Patricia Cooper, 35, went missing from her Coney Island home on Weds., Feb. 8, 2012. (NYPD via DNAinfo)

The search is still on for a woman who was reported missing from an assisted-living home in Coney Island last week.

Patrica Cooper, age 35, was last seen at around noon on Wednesday, leaving the Oceanview Manor Home at 3010 West 33rd Street, near Surf Avenue, NYPD sources told DNAinfo.

She is described as 5-foot-7 and weighing 250 pounds, with black hair and brown eyes, according to the police.

Anyone with further information is asked to contact NYPD Crime Stoppers, either by calling 1-800-577-TIPS, logging onto the Crime Stoppers Website, or texting tips by sending them to 274637(CRIMES) and then entering TIP577.

Source: Don Nunn via Flickr

A baby was found abandoned late last night inside the hallway of an apartment building in Coney Island.

Paramedics responding to a 911 call arrived at the building, located on West 33rd Street near Surf Avenue in the O’Dwyer Houses, at around 12:30 a.m. to find the 5-month-old baby girl in a hallway on the seventh floor.

A police source quoted in the Daily News says that a broken cell phone and small vodka bottle were laying on the floor near where the baby was discovered.

She was taken to Coney Island hospital, where Continue Reading »

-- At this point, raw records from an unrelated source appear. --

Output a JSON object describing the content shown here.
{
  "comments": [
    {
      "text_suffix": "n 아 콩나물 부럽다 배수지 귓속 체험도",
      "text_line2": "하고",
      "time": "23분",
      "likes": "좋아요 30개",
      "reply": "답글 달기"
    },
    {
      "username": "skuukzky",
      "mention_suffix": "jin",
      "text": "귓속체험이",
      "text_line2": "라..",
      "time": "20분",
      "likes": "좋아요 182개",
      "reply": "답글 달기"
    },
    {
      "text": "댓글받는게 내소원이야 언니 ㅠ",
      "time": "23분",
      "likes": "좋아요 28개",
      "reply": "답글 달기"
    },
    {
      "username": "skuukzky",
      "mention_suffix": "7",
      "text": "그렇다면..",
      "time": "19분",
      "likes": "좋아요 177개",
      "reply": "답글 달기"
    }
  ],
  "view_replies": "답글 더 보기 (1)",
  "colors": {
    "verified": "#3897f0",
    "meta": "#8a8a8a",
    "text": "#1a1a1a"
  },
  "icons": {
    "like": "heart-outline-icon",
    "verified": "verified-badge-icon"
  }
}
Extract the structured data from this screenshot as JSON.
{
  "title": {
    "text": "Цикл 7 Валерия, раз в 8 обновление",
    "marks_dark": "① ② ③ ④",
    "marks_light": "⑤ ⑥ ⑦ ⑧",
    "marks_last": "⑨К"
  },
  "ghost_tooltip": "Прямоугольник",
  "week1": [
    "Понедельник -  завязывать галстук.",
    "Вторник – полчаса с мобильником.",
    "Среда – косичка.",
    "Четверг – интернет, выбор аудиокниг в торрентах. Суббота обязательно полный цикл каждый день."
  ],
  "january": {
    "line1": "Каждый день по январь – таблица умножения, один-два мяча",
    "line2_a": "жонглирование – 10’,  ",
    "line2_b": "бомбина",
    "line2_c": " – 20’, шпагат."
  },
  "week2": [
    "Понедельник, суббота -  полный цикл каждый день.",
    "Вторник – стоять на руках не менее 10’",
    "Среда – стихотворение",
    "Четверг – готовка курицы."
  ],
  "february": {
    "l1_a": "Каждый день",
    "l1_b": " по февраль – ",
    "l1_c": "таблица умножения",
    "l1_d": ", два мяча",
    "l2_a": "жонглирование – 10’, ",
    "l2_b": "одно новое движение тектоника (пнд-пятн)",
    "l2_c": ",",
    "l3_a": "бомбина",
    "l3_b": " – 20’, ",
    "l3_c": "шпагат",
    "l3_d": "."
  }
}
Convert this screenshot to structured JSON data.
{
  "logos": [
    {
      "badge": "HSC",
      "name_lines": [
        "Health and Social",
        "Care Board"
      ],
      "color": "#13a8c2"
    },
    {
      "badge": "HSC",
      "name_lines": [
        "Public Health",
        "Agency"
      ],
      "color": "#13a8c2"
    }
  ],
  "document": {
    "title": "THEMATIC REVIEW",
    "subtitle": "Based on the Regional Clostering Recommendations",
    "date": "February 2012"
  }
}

Peter Agrapides Sr., who bought Williams Candy on Coney Island in the 1980s, points to one of the confections a burglar liked on Dec. 21. The big lollipops cost $12 (Photo Credit: Chang W. Lee via NY Times)

On December 21, a historic Coney Island candy shop was burglarized in the middle of the night by a creep with a taste for candy. Continue Reading »

If the city has its way the view from the Wonder Wheel will include more rides and less vacant lots(Grace O'Malley)

The Brooklyn Daily Eagle is reporting that this past summer, Coney Island hosted more visitors than it had in the past 40 years. Altogether over 640,000 individuals took more than 2 million rides between Luna Park and Scream Zone – its two main amusement areas. Continue Reading »

from coneyisland.com

The 28th Annual Mermaid Parade begins tomorrow at 2 pm.

From the official site:

* The Parade will start at West 21st Street and Surf Avenue                                                                                                                          * The Parade will roll east to West 10th Street
* at West 10th Street the Parade will turn south towards the boardwalk
* cars and motorized floats can park on West 10th Street
* At the Boardwalk, the marchers and push-pull floats will turn west and head towards Stillwell Ave.
* At Stillwell Ave. the Parade will disband

Founded in 1983 by Coney Island USA, the not-for-profit arts organization that also produces the Coney island Circus Sideshow, the Mermaid Parade pays homage to Coney Island’s forgotten Mardi Gras which lasted from 1903 to 1954, and draws from a host of other sources resulting in a wonderful and wacky event that is unique to Coney Island.

This year’s King Neptune is none other than Brooklyn native Adam Richman from the Travel Channel show Man vs. Food. Emmy Award winning host of Talk Stoop Cat Greenleaf will reign as Queen Mermaid.

Don’t forget to head over to Emmons Avenue in Sheepshead Bay for Bensonhurst Bean’s Launch Party after the parade!